But it is not. Black had to play 30…, Rd6; initiating a threat to the Bd3. If then White goes ahead with his action on f6: 31 Bxf6 Bxf6 32 Rxf6 Rxd3; and Black is slightly better than White. If White tries a different track, say a push of the c-pawn, Black can hold: 31 c4 Qd8 32 c5 Rxd3 33 Bxf6 Bxf6 34 Rxf6 Qc7 35 Ra1 Rda3; is equal according to Rybka.

The game move presents White with a chance to shine, and Mr. Canty does so with style. It is not so much picking off the piece that is attractive. Many of us have won minor pieces and then made our lives difficult by not finding the best way to finish. What makes the coming play interesting is how White makes good use of fortunate gain in material. Mr. Canty uses all of his pieces to create a devastating direct attack on the Black King.

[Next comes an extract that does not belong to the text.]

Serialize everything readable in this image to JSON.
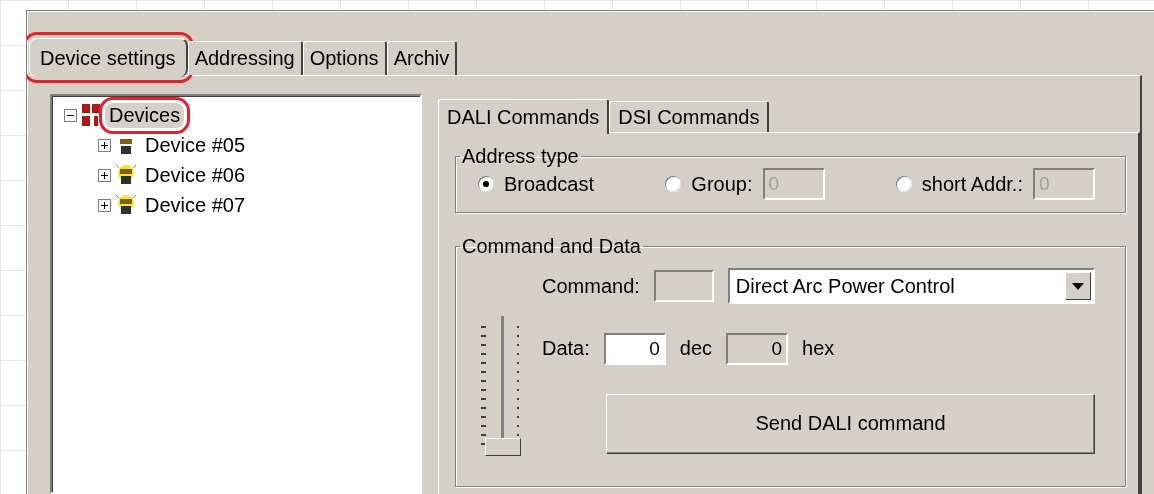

31.Bxc4 Qxc4 32.Bxf6 Bxf6 33.Rxf6 Ra2 34.Qb7 Rf8

Canty Chu 10

The more stubborn defense offered by 34…, R2a7; avoids the coming attack but would not make much difference in the evaluation of the position, an extra piece is an extra piece after all.

35.R1f3 Ra1

Black hopes to get something started on the 1st rank, but it will just take too long to engineer.

36.h4 h5

Weakening the besieged Black King’s defenses. There is however way too much pressure on f7 for anything to help in the long run.


Canty Chu 11

A reasonably good move, but 37 Nf5!, is pretty in its own right, and it brings the Knight into the final assault. If 37…, gxf5 38 Rg3+, and one of many ways to win is: 38…, Kh7 39 Rxf5 Kh6 40 Qb6+ Qe6 41 Qe3+ Kh7 42 Rxh5+, and mate shortly.

37…, Rc1 38.Rxg6+!,..

Not a hard move to find, but it is exactly correct. If 38…, fxg6; of course 39 Rxf8, is mate. Such are the wages of advancing the h-pawn.

38…,Kh7 39.Rg5 1–0

Canty Chu 12

Black resigned here. White could have finished the game with 39 Qxf8 fxg6 40 Nxh5 gxh5 41 Rg3, with mate coming in soon. The finish was energetic.

More soon.

Another Case of Youth and Ambition Not Being Quite Enough

In my previous post I mentioned Dilip Aaron and Zachary Calderon as youthful players of promise who could join the list of Masters who began their climb to that title at the Schenectady Chess Club. That post gave an example of one obstacle the youngsters face and don’t always overcome – a talented veteran not willing to step aside. Continue reading “Another Case of Youth and Ambition Not Being Quite Enough”